From SEGGER Wiki
Revision as of 09:21, 12 May 2022 by Leon (talk | contribs) (Challenges)
(diff) ← Older revision | Latest revision (diff) | Newer revision → (diff)
Jump to: navigation, search

This article explains what is meant by a "ROM Bootloader" (ROM BTL) of embedded devices and goes into detail on what needs to be considered when working with them, especially in regard to SEGGER's J-Link.

What is a ROM Bootloader

A ROM bootloader is some code programmed to read-only memory of an embedded device. That code is usually the very first thing that is executed after the chip is being powered - hence bootloader.
In general a ROM bootloader executes some device-specific initialization (e.g. setting up peripherals, ...) which makes sure that the chip functions as expected before any user code is executed.
As the code is in read-only memory, it is programmed into the chip once during production by the manufacturer before being shipped to the customer. After that, it cannot be changed.

This procedure is present in most modern embedded devices as it provides silicon vendors with more flexibility when designing chips.
Instead of having to re-design and produce new silicon whenever the behavior of a device needs to be adjusted (i.e. a new chip revision is introduced), chip vendors can simply ship new devices with an updated ROM bootloader while the silicon stays the same.
Because of that, ROM bootloaders are different from one type of device to another and may even be different from one revision of a device to another revision of the same type of device.

Challenges

Application design

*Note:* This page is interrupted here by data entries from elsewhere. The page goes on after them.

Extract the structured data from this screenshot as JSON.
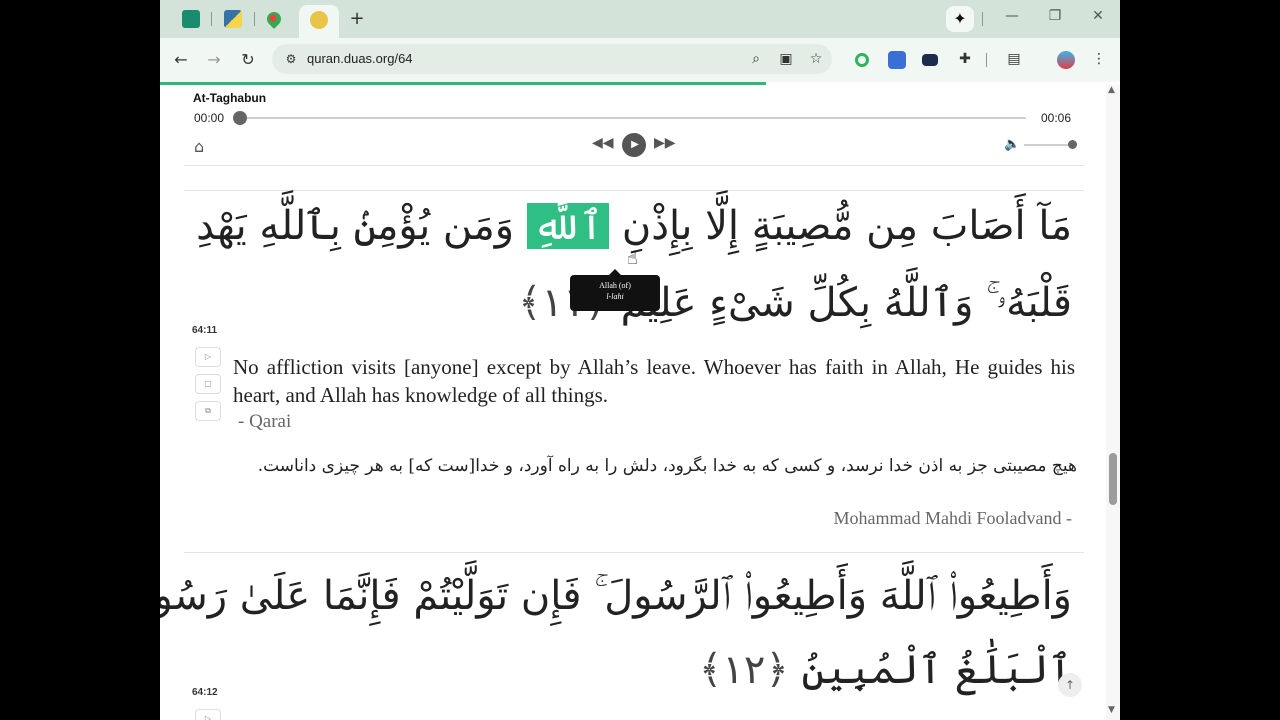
{
  "browser": {
    "tabs": [
      {
        "icon": "duas-icon",
        "color": "#1a8c6e"
      },
      {
        "icon": "python-icon",
        "color": "#3572a5"
      },
      {
        "icon": "maps-icon",
        "color": "#34a853"
      },
      {
        "icon": "quran-icon",
        "color": "#e8c547"
      }
    ],
    "new_tab": "+",
    "url": "quran.duas.org/64",
    "minimize": "—",
    "restore": "❐",
    "close": "✕"
  },
  "player": {
    "title": "At-Taghabun",
    "time_current": "00:00",
    "time_total": "00:06",
    "progress": 0.0,
    "volume": 1.0
  },
  "verses": [
    {
      "number": "64:11",
      "arabic_line1_before": "مَآ أَصَابَ مِن مُّصِيبَةٍ إِلَّا بِإِذْنِ ",
      "arabic_highlight": "ٱللَّهِ",
      "arabic_line1_after": " وَمَن يُؤْمِنۢ بِٱللَّهِ يَهْدِ",
      "arabic_line2": "قَلْبَهُۥ ۚ وَٱللَّهُ بِكُلِّ شَىْءٍ عَلِيمٌ",
      "ayah_marker": "﴿١١﴾",
      "tooltip_meaning": "Allah (of)",
      "tooltip_translit": "l-lahi",
      "english": "No affliction visits [anyone] except by Allah’s leave. Whoever has faith in Allah, He guides his heart, and Allah has knowledge of all things.",
      "english_attr": "- Qarai",
      "farsi": "هيچ مصيبتى جز به اذن خدا نرسد، و كسى كه به خدا بگرود، دلش را به راه آورد، و خدا[ست كه] به هر چيزى داناست.",
      "farsi_attr": "Mohammad Mahdi Fooladvand -"
    },
    {
      "number": "64:12",
      "arabic_line1": "وَأَطِيعُوا۟ ٱللَّهَ وَأَطِيعُوا۟ ٱلرَّسُولَ ۚ فَإِن تَوَلَّيْتُمْ فَإِنَّمَا عَلَىٰ رَسُولِنَا",
      "arabic_line2": "ٱلْبَلَٰغُ ٱلْمُبِينُ",
      "ayah_marker": "﴿١٢﴾"
    }
  ],
  "colors": {
    "highlight": "#2fbf85",
    "tabstrip": "#d3e3d9",
    "toolbar": "#f1f7f3",
    "loading": "#32b57c"
  }
}
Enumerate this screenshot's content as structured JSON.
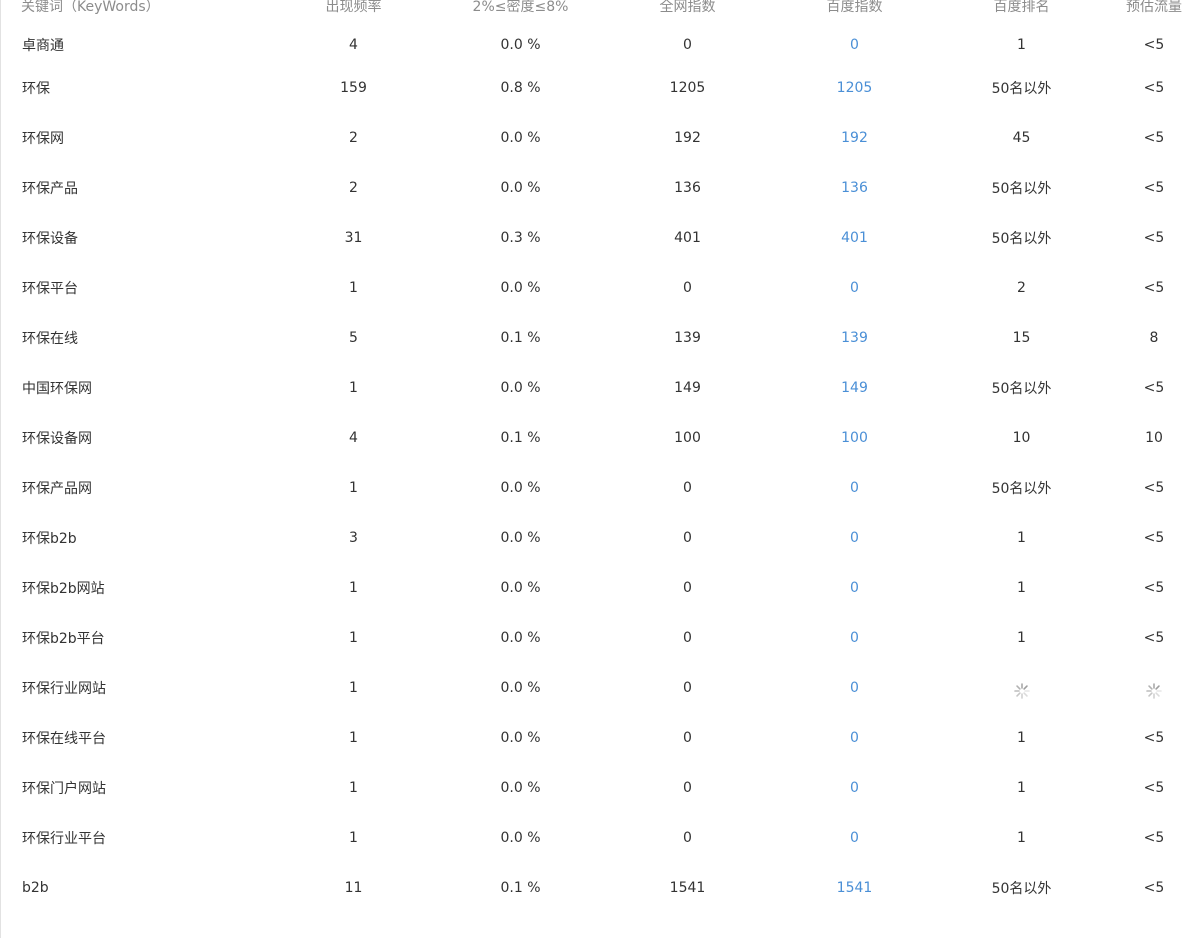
{
  "table": {
    "headers": {
      "keyword": "关键词（KeyWords）",
      "frequency": "出现频率",
      "density": "2%≤密度≤8%",
      "net_index": "全网指数",
      "baidu_index": "百度指数",
      "baidu_rank": "百度排名",
      "traffic": "预估流量"
    },
    "rows": [
      {
        "keyword": "卓商通",
        "frequency": "4",
        "density": "0.0 %",
        "net_index": "0",
        "baidu_index": "0",
        "baidu_rank": "1",
        "traffic": "<5"
      },
      {
        "keyword": "环保",
        "frequency": "159",
        "density": "0.8 %",
        "net_index": "1205",
        "baidu_index": "1205",
        "baidu_rank": "50名以外",
        "traffic": "<5"
      },
      {
        "keyword": "环保网",
        "frequency": "2",
        "density": "0.0 %",
        "net_index": "192",
        "baidu_index": "192",
        "baidu_rank": "45",
        "traffic": "<5"
      },
      {
        "keyword": "环保产品",
        "frequency": "2",
        "density": "0.0 %",
        "net_index": "136",
        "baidu_index": "136",
        "baidu_rank": "50名以外",
        "traffic": "<5"
      },
      {
        "keyword": "环保设备",
        "frequency": "31",
        "density": "0.3 %",
        "net_index": "401",
        "baidu_index": "401",
        "baidu_rank": "50名以外",
        "traffic": "<5"
      },
      {
        "keyword": "环保平台",
        "frequency": "1",
        "density": "0.0 %",
        "net_index": "0",
        "baidu_index": "0",
        "baidu_rank": "2",
        "traffic": "<5"
      },
      {
        "keyword": "环保在线",
        "frequency": "5",
        "density": "0.1 %",
        "net_index": "139",
        "baidu_index": "139",
        "baidu_rank": "15",
        "traffic": "8"
      },
      {
        "keyword": "中国环保网",
        "frequency": "1",
        "density": "0.0 %",
        "net_index": "149",
        "baidu_index": "149",
        "baidu_rank": "50名以外",
        "traffic": "<5"
      },
      {
        "keyword": "环保设备网",
        "frequency": "4",
        "density": "0.1 %",
        "net_index": "100",
        "baidu_index": "100",
        "baidu_rank": "10",
        "traffic": "10"
      },
      {
        "keyword": "环保产品网",
        "frequency": "1",
        "density": "0.0 %",
        "net_index": "0",
        "baidu_index": "0",
        "baidu_rank": "50名以外",
        "traffic": "<5"
      },
      {
        "keyword": "环保b2b",
        "frequency": "3",
        "density": "0.0 %",
        "net_index": "0",
        "baidu_index": "0",
        "baidu_rank": "1",
        "traffic": "<5"
      },
      {
        "keyword": "环保b2b网站",
        "frequency": "1",
        "density": "0.0 %",
        "net_index": "0",
        "baidu_index": "0",
        "baidu_rank": "1",
        "traffic": "<5"
      },
      {
        "keyword": "环保b2b平台",
        "frequency": "1",
        "density": "0.0 %",
        "net_index": "0",
        "baidu_index": "0",
        "baidu_rank": "1",
        "traffic": "<5"
      },
      {
        "keyword": "环保行业网站",
        "frequency": "1",
        "density": "0.0 %",
        "net_index": "0",
        "baidu_index": "0",
        "baidu_rank": "loading-spinner-icon",
        "traffic": "loading-spinner-icon"
      },
      {
        "keyword": "环保在线平台",
        "frequency": "1",
        "density": "0.0 %",
        "net_index": "0",
        "baidu_index": "0",
        "baidu_rank": "1",
        "traffic": "<5"
      },
      {
        "keyword": "环保门户网站",
        "frequency": "1",
        "density": "0.0 %",
        "net_index": "0",
        "baidu_index": "0",
        "baidu_rank": "1",
        "traffic": "<5"
      },
      {
        "keyword": "环保行业平台",
        "frequency": "1",
        "density": "0.0 %",
        "net_index": "0",
        "baidu_index": "0",
        "baidu_rank": "1",
        "traffic": "<5"
      },
      {
        "keyword": "b2b",
        "frequency": "11",
        "density": "0.1 %",
        "net_index": "1541",
        "baidu_index": "1541",
        "baidu_rank": "50名以外",
        "traffic": "<5"
      }
    ]
  },
  "colors": {
    "header_text": "#8c8c8c",
    "body_text": "#333333",
    "baidu_link": "#4a8fd6",
    "spinner": "#999999"
  }
}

When developing an application that should run on a device with a ROM BTL, it is important to know what the ROM BTL does in order to determine how and where to execute user code.
As mentioned above, what a ROM BTL does in detail is different from one device to another. It is recommended to look through documentation of the device in use and look for any explanation of the chip's boot sequence.

It is common for ROM BTL to verify the validity of a program image before starting to execute it.
Some bootloaders, for example, expect a so called bootheader, i.e. structured data at a predefined location in flash memory which provides the ROM BTL with some information like application entry point, size of application, application data checksum and so on.

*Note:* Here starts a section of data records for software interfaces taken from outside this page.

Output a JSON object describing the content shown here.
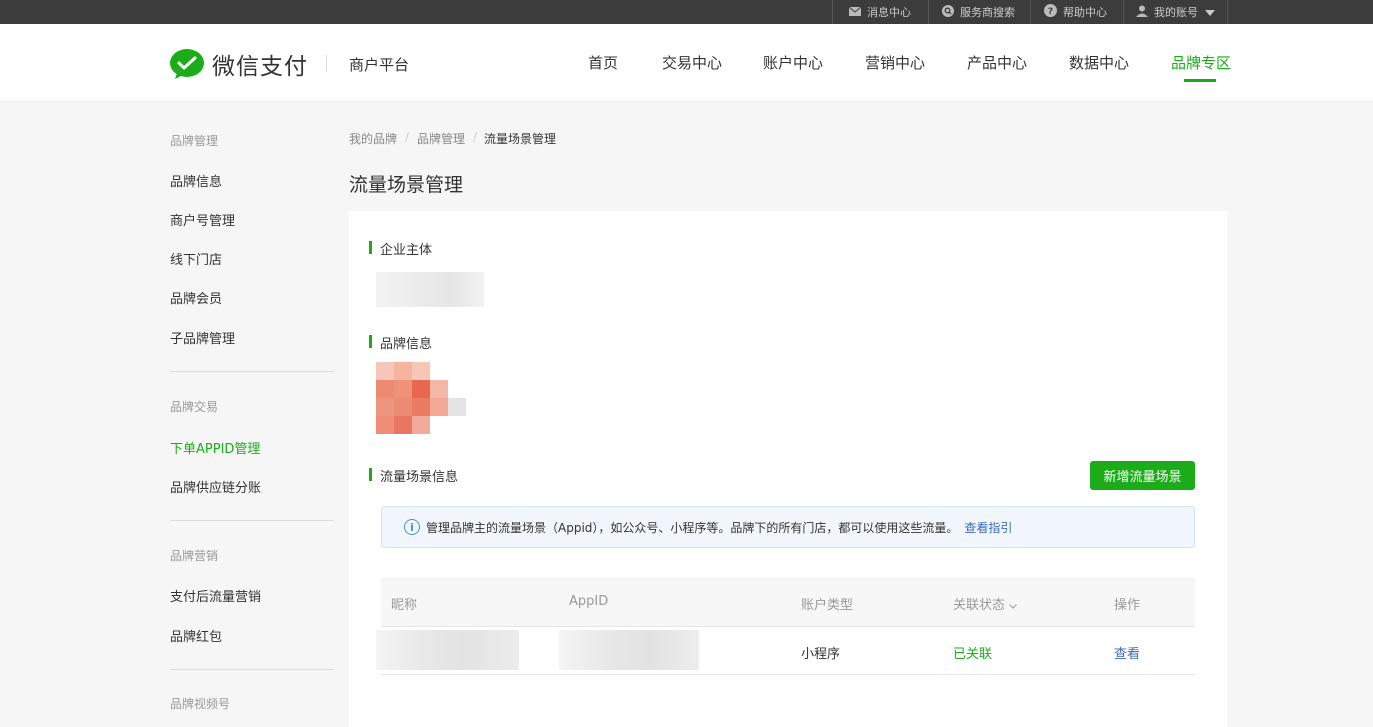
{
  "topbar": {
    "messages": "消息中心",
    "provider_search": "服务商搜索",
    "help": "帮助中心",
    "account": "我的账号"
  },
  "header": {
    "logo_text": "微信支付",
    "platform": "商户平台",
    "nav": [
      "首页",
      "交易中心",
      "账户中心",
      "营销中心",
      "产品中心",
      "数据中心",
      "品牌专区"
    ],
    "active_nav": "品牌专区"
  },
  "sidebar": {
    "groups": [
      {
        "title": "品牌管理",
        "items": [
          "品牌信息",
          "商户号管理",
          "线下门店",
          "品牌会员",
          "子品牌管理"
        ]
      },
      {
        "title": "品牌交易",
        "items": [
          "下单APPID管理",
          "品牌供应链分账"
        ]
      },
      {
        "title": "品牌营销",
        "items": [
          "支付后流量营销",
          "品牌红包"
        ]
      },
      {
        "title": "品牌视频号",
        "items": []
      }
    ],
    "active_item": "下单APPID管理"
  },
  "breadcrumb": [
    "我的品牌",
    "品牌管理",
    "流量场景管理"
  ],
  "page_title": "流量场景管理",
  "sections": {
    "entity": "企业主体",
    "brand_info": "品牌信息",
    "traffic": "流量场景信息"
  },
  "add_button": "新增流量场景",
  "notice": {
    "text": "管理品牌主的流量场景（Appid），如公众号、小程序等。品牌下的所有门店，都可以使用这些流量。",
    "link": "查看指引"
  },
  "table": {
    "columns": [
      "昵称",
      "AppID",
      "账户类型",
      "关联状态",
      "操作"
    ],
    "rows": [
      {
        "nickname": "",
        "appid": "",
        "type": "小程序",
        "status": "已关联",
        "action": "查看"
      }
    ]
  },
  "colors": {
    "accent": "#1aad19",
    "link": "#3c6bb8",
    "topbar": "#3c3c3c"
  }
}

Any data that needs to be programmed to the target device for the ROM BTL to be satisfied needs to be considered when (ideally before) designing the application image, as it may occupy memory at specific locations or similar. It is also important that this data is downloaded to the device in use, in addition to the actual "user application" (if not already present).

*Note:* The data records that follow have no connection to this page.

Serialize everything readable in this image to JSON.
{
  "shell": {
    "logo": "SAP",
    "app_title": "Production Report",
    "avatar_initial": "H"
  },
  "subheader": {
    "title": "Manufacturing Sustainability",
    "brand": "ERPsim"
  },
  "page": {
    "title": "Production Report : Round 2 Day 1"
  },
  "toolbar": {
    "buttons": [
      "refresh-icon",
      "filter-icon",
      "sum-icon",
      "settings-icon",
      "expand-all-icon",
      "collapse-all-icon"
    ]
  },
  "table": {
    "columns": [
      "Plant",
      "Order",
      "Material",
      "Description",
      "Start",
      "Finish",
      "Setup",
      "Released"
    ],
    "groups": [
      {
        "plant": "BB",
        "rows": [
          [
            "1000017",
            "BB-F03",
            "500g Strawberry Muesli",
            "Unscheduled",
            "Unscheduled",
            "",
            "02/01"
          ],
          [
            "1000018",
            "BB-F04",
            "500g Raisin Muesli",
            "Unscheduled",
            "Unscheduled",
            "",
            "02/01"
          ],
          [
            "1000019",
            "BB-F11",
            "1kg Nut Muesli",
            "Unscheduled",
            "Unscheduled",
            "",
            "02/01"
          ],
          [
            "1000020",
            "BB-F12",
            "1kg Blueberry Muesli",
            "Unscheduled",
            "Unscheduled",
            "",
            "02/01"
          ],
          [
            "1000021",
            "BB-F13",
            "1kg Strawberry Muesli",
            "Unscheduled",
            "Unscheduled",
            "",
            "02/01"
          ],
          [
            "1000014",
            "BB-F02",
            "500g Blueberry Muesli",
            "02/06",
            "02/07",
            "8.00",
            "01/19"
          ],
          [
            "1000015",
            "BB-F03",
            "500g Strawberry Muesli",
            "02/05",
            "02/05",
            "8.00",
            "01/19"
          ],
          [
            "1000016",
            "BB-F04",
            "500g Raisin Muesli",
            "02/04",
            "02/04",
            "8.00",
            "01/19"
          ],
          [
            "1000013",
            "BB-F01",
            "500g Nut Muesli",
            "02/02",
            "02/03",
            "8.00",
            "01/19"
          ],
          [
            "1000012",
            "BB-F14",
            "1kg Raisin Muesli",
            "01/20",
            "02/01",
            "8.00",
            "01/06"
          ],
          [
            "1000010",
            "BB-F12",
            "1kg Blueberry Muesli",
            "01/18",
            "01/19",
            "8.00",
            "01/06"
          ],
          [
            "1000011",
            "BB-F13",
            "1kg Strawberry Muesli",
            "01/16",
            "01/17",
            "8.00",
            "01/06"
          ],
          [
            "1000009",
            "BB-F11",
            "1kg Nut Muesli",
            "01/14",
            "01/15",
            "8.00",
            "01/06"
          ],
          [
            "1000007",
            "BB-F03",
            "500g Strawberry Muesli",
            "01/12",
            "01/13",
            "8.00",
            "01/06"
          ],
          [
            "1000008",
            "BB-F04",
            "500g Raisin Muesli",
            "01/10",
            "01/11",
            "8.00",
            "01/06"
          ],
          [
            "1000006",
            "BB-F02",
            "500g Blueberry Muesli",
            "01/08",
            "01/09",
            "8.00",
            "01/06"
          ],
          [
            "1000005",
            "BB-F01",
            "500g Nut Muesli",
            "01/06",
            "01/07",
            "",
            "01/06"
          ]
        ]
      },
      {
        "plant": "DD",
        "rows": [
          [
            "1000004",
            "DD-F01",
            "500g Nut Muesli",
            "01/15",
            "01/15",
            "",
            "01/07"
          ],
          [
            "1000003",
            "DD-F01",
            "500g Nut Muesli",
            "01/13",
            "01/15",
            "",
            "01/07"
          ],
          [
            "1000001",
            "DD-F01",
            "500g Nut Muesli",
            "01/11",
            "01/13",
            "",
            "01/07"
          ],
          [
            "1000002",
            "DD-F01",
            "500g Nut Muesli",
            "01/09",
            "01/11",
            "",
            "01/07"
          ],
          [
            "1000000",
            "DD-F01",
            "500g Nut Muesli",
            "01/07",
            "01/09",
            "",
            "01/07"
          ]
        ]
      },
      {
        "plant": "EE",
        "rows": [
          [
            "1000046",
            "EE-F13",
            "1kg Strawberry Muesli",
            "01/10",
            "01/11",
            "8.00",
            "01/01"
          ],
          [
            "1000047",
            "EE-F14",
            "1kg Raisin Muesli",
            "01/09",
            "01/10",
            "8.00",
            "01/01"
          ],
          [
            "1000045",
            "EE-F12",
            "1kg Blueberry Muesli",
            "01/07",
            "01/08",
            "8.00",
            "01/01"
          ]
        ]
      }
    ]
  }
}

Note:

When building the application image, make sure that the toolchain keeps any data that is only needed for the ROM BTL and not referenced by the user application.

Some compilers and linkers may recognize the data as not being referenced anywhere in the code and as such discard it when generating the application image.

Debugging

When debugging an application that is running on a device with a ROM BTL, it is important that the ROM BTL was executed before any user application code.
At the start of a debug session, it is common for IDEs to set the target's program counter (PC register) to the entry point of the user application (i.e. main()) after downloading and resetting the target.
This can cause issues on devices with a ROM BTL, because the ROM BTL may not have been executed correctly meaning that the chip was not fully initialized which can cause unexpected behavior when the user code is run.
What the IDE should do in cases like this is the following:

  1. Download the application image to the target
  2. Set a breakpoint at the first user application instruction (e.g. main())
  3. Reset the target device
  4. Let target device run to user application "by itself", ensuring that the ROM BTL is executed correctly
  5. Wait for the target to run into the breakpoint at the start of the application instruction

Some IDEs (like SEGGER's Embedded Studio) offer project options for enabling behavior like explained above:

  • The "Run To" project option tells Embedded Studio where to set the "initial breakpoint"

  • The "Entry Point Symbol" project option tells Embedded Studio where to start execution of the application image. In this case it is left empty on purpose